*** Opening Given data ***
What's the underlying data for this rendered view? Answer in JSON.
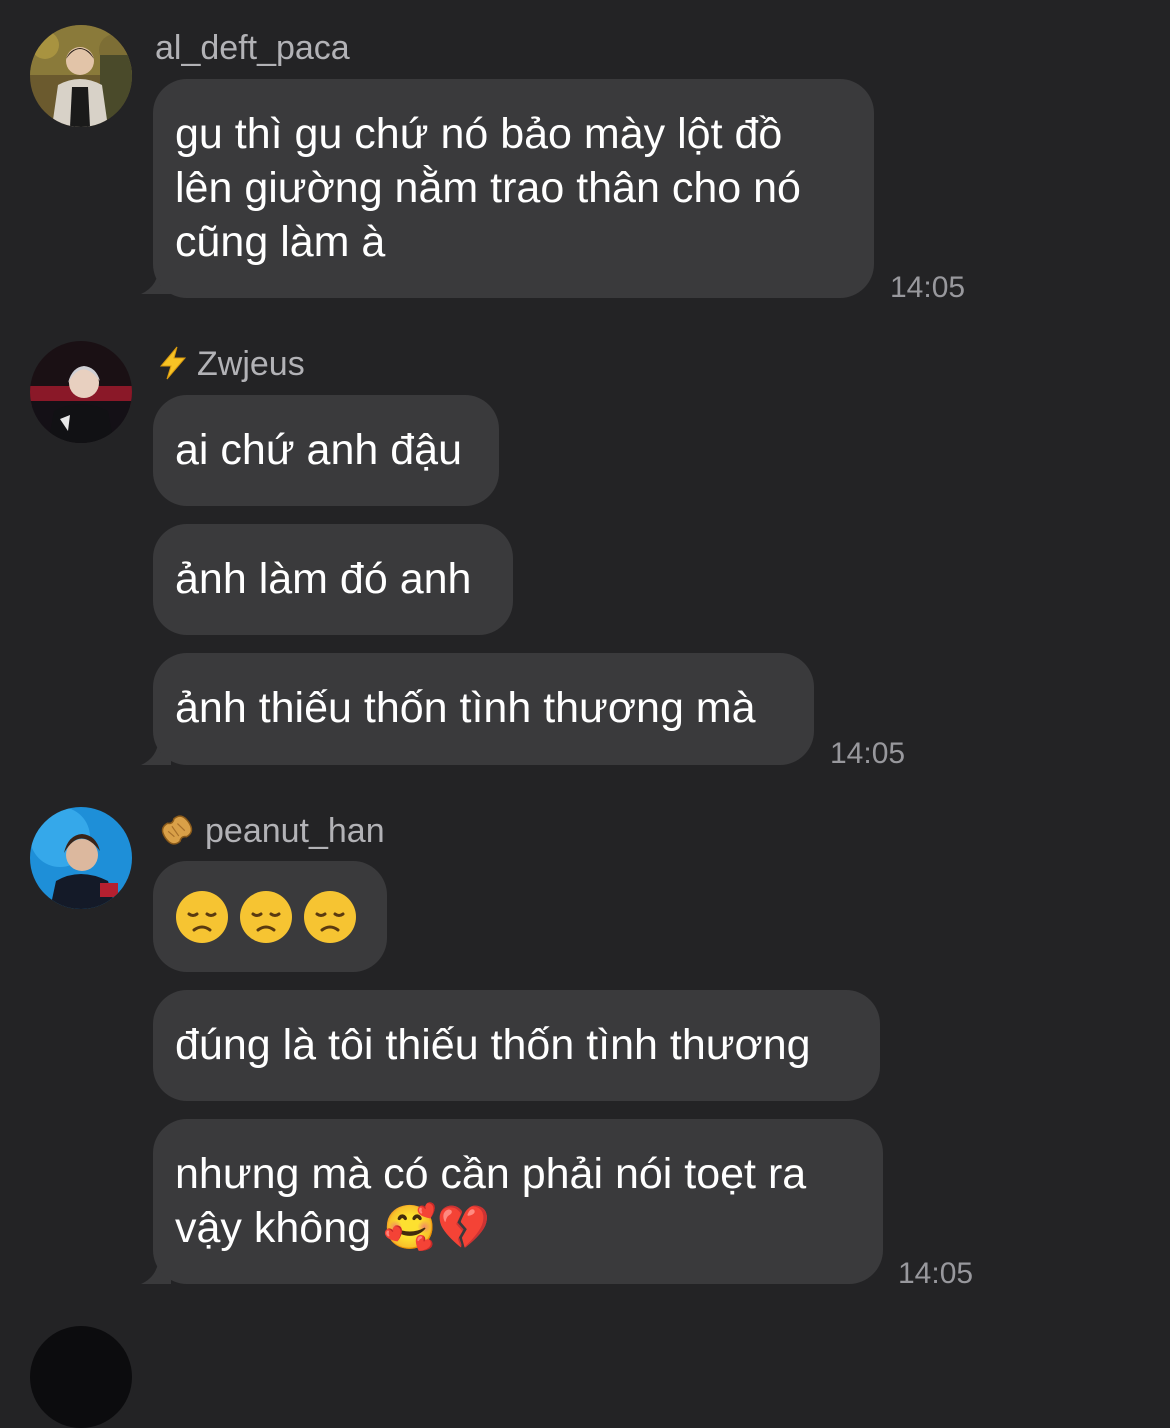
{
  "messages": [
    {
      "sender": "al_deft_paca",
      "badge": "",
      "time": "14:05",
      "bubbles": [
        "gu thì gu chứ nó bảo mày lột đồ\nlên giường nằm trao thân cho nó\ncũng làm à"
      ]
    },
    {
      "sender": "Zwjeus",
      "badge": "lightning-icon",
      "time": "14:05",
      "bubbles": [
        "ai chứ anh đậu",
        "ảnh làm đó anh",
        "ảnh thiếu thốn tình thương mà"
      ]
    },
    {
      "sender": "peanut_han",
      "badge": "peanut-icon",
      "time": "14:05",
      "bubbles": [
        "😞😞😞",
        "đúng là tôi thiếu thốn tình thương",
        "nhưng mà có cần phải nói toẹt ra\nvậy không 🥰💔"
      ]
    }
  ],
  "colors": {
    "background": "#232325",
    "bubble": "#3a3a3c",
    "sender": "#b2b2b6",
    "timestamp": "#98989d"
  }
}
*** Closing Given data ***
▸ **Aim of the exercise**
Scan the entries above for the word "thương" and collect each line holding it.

▸ **Task solution**
        "ảnh thiếu thốn tình thương mà"
        "đúng là tôi thiếu thốn tình thương",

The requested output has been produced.